1) establish a CVS-style vegetation plot in each site (20m X 50m); the vegetative community will be sampled biweekly following CVS protocols throughout the growing season to document all associates at each site
2) Sarracenia (of all species) will be sampled every 5m along parallel transects separated by 5m so that a maximum of 56 plants will be sampled in each CVS plot; this will not be done biweekly, but rather once or twice during the course of the project
3) sampling will include: collection of a small portion of leaf material for genetic work (i can describe this in more detail if you like; this will be the bulk of the cost); morphological measurements of the largest pitcher from each plant to document morphological variation within and among species (based on work by Ellison and by Rob Naczi); when possible, floral measurements will also be made for sampled plants
4) within each sampling plot, we also intend to collect data for soil nutrient content and tissue nutrient content (from the Sarracenia themselves); this will require soil samples collected within our plots (number determined by budget) and limited leaf tissue for nutrient analysis of what the plants are actually getting from the soil.
Statistical analyses will then be used to look for correlated patterns in all of these factors to id species boundaries, factors controlling morphological variation within and among Sarracenia species, and extent of hybridzation (who are the most likely to hybridize?).
Please let me know if you need more detail than this. The genetic approach we will use is called microsatellites, which is considered the best tool for looking at recent gene flow/hybridization in plant and animal systems. There have been no publications in Sarracenia using this fine-scale approach, although I do have a colleague at LSU who is using it in alata.

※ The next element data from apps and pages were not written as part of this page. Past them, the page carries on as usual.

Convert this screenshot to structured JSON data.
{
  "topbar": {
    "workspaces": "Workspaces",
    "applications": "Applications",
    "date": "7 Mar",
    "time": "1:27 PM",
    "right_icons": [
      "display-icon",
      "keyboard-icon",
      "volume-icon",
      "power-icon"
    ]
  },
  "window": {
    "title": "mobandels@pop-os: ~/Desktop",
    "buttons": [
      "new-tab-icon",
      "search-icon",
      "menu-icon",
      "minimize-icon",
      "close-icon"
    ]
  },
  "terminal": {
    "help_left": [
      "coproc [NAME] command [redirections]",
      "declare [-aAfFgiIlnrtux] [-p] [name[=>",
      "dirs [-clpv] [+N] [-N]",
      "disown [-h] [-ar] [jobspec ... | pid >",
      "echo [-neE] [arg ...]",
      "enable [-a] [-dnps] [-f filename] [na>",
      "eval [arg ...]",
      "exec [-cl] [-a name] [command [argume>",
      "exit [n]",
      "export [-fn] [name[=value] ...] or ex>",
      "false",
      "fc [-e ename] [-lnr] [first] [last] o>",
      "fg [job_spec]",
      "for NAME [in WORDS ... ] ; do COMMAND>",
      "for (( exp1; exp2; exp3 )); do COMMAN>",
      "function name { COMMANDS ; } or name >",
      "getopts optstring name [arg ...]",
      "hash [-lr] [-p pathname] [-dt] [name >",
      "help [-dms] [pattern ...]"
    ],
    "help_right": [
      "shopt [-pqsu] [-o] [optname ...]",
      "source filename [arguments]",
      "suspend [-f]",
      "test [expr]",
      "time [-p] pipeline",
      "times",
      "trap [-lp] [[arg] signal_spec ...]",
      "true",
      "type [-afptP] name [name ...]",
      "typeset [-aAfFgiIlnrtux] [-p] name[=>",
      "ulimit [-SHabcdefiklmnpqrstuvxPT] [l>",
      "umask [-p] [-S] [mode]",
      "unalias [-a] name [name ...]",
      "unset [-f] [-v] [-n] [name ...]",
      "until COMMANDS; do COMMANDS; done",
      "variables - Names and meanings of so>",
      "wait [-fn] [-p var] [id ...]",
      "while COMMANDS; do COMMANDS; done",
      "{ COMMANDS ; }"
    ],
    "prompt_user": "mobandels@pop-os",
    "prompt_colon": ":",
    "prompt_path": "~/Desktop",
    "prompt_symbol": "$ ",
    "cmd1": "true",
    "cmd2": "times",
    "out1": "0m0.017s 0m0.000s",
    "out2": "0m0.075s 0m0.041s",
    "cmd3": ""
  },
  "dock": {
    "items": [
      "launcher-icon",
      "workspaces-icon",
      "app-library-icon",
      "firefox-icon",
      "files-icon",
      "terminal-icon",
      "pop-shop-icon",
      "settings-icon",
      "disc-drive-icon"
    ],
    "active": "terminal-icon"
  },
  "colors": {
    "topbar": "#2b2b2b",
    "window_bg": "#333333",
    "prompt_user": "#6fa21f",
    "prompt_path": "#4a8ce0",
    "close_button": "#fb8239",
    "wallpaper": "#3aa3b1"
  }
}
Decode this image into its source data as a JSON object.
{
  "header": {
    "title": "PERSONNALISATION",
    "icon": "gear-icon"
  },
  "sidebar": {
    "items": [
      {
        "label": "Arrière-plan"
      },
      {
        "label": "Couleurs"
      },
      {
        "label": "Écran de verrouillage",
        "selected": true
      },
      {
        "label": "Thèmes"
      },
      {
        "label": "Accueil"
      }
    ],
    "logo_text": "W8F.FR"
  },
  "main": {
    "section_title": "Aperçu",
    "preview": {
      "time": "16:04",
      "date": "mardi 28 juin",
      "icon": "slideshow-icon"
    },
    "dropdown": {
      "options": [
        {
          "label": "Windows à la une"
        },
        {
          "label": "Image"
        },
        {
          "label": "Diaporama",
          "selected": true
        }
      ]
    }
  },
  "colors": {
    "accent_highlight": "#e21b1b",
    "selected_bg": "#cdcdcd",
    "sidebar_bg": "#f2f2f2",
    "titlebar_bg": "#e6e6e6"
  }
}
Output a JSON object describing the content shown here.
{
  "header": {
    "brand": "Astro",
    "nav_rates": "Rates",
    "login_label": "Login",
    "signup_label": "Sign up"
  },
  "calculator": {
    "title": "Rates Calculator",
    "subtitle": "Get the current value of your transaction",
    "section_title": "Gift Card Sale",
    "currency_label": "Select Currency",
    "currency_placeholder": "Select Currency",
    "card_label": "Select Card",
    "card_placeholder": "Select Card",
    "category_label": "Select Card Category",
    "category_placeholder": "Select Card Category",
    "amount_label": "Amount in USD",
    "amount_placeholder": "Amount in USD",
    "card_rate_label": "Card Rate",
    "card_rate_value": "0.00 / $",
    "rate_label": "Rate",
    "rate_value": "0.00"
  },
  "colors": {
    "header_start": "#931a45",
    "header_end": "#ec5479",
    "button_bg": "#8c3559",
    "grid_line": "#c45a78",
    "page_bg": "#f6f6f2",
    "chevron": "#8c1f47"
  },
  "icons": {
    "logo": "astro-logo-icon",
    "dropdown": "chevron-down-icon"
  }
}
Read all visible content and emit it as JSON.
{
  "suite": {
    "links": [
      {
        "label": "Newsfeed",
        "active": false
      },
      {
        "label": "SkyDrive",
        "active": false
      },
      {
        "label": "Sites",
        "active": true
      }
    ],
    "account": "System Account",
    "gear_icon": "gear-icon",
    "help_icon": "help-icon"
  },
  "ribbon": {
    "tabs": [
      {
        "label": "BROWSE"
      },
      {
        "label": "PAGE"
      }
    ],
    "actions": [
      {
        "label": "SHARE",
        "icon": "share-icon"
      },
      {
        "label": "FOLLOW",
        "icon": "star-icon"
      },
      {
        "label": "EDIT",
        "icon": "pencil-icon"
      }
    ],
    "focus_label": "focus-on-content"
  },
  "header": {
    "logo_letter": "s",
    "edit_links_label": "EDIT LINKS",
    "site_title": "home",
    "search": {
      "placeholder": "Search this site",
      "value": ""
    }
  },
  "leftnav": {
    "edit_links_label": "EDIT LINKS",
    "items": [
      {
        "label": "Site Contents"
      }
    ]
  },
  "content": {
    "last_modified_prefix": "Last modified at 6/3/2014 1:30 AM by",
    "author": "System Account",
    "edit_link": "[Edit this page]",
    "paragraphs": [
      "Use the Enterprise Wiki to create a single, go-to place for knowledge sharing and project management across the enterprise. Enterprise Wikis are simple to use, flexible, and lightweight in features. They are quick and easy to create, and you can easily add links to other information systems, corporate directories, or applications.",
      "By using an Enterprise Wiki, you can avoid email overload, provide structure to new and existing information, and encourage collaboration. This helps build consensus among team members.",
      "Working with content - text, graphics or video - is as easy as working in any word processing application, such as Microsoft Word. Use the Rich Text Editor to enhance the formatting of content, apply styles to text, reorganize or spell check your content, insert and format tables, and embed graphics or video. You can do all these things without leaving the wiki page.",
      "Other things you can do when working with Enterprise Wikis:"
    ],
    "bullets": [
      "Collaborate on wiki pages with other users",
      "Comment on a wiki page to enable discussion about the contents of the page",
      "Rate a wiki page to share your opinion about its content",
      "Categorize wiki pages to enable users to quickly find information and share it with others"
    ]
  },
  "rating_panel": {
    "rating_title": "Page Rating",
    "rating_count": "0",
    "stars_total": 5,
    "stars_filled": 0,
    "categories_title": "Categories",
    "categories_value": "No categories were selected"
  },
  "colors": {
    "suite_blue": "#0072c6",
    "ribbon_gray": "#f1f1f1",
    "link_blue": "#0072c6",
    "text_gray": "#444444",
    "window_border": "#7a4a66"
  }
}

Ashley B. Morris
Assistant Professor, Genetics
Department of Biology
University of South Alabama
Mobile, AL 36688